The recent documentary "Framing Britney Spears" brought the topic of mental capacity to the forefront of discussion in the Court of Protection forums last month. The New York Times documentary offered a window into the world of conservatorship in the USA and how this had impacted on not only the financial but family side of the high profile singer's life. 

Conservatorship is the US equivalent of appointing a Deputy through the Court of Protection in England and Wales. Like in the US, here there is a separate appointment for property and affairs and then for health and welfare matters. This is recognition of the fact that the two are in relation to different decisions.  There are some stark differences between the two jurisdictions, with one lawyer in  the documentary pointing out she had never seen a conservatorship ended in her career. A Court of Protection Order for the appointment of a Deputy for property and affairs is usually "until further order", putting a duty on the Deputy to keep capacity under continuous review. For health and welfare, these are given out much more rarely and often for a set time period to cover a specific issue such as a dispute over residency or medical treatment. 

The news today signals that Britney is pushing for her father to be permanently removed as her conservator, and for her wishes to be taken into consideration with the appointment of an independent expert in the field.  It will be interesting to see how this develops and whether the influence of the media interest has any effect on the position with regards to who holds the role of supporting Britney through conservatorship. 

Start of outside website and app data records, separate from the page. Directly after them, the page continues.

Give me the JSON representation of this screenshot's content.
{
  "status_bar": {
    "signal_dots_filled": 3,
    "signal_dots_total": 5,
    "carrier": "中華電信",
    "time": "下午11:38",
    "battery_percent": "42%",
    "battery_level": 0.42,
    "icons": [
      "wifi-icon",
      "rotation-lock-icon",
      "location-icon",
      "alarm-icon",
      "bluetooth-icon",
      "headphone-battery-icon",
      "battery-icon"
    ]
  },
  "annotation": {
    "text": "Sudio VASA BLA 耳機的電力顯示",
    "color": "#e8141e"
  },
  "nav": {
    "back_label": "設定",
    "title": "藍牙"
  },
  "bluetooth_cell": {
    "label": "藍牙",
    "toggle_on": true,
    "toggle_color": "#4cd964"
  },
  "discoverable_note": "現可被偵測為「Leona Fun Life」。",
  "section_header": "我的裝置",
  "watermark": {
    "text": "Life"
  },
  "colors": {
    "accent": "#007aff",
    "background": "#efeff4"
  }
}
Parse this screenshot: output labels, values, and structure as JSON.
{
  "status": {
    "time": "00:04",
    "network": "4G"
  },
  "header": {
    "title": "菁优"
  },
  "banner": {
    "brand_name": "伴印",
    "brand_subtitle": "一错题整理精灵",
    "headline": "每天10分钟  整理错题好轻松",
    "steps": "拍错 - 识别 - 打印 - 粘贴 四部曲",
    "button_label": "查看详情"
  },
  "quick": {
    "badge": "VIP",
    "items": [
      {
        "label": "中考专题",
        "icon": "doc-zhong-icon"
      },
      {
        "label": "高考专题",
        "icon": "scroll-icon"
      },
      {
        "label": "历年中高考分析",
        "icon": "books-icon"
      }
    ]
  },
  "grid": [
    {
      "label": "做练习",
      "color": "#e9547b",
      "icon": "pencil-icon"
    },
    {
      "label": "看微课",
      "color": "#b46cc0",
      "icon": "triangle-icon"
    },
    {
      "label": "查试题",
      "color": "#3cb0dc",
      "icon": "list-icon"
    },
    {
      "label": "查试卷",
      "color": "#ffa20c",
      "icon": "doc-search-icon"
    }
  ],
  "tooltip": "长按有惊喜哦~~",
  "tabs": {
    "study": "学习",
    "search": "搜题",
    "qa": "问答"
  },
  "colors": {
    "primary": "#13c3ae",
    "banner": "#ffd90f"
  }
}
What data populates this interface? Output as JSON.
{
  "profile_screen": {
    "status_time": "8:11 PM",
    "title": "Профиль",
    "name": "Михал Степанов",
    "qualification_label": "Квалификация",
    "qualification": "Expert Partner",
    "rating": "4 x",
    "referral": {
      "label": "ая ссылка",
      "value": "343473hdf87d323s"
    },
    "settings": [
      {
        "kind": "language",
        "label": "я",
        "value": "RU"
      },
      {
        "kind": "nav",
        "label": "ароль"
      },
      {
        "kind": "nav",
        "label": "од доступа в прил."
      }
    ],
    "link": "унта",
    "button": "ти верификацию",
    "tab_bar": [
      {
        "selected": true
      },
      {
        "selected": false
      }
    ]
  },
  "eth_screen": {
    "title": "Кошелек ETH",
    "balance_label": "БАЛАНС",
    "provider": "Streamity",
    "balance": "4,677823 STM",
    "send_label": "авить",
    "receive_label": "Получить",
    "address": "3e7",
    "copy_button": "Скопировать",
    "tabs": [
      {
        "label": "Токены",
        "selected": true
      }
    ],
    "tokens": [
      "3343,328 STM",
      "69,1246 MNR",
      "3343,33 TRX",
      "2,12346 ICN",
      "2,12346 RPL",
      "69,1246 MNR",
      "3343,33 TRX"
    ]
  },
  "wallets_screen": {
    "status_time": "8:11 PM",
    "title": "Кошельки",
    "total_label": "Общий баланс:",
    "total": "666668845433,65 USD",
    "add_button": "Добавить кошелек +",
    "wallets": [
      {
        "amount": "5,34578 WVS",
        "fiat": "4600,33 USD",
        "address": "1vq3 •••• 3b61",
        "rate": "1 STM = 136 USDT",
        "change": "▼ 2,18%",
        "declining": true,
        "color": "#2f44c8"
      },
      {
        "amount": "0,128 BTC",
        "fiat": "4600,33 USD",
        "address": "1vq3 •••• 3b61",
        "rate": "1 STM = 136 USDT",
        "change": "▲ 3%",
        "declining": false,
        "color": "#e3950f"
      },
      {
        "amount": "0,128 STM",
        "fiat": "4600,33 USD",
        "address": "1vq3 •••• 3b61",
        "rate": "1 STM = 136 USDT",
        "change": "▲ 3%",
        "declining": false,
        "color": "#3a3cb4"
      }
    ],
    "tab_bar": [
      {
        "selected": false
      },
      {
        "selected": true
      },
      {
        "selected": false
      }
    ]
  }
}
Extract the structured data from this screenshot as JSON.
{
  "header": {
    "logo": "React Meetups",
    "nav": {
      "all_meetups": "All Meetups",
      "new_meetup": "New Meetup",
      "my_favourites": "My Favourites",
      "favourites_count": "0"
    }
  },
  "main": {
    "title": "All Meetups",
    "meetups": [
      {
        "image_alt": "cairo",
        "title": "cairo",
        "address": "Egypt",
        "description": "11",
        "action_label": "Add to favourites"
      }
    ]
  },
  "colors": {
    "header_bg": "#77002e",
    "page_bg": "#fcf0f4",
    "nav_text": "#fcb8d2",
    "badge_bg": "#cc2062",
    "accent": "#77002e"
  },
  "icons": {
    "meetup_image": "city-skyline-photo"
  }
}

In the Court of Protection, the autonomy of P is an increasingly hot topic, with the Court giving significant weight to what an individual would have wanted if they had the capacity to make the decision themselves. We touch upon this in more detail in the first episode of the Shoosmiths COPCast which can be accessed here: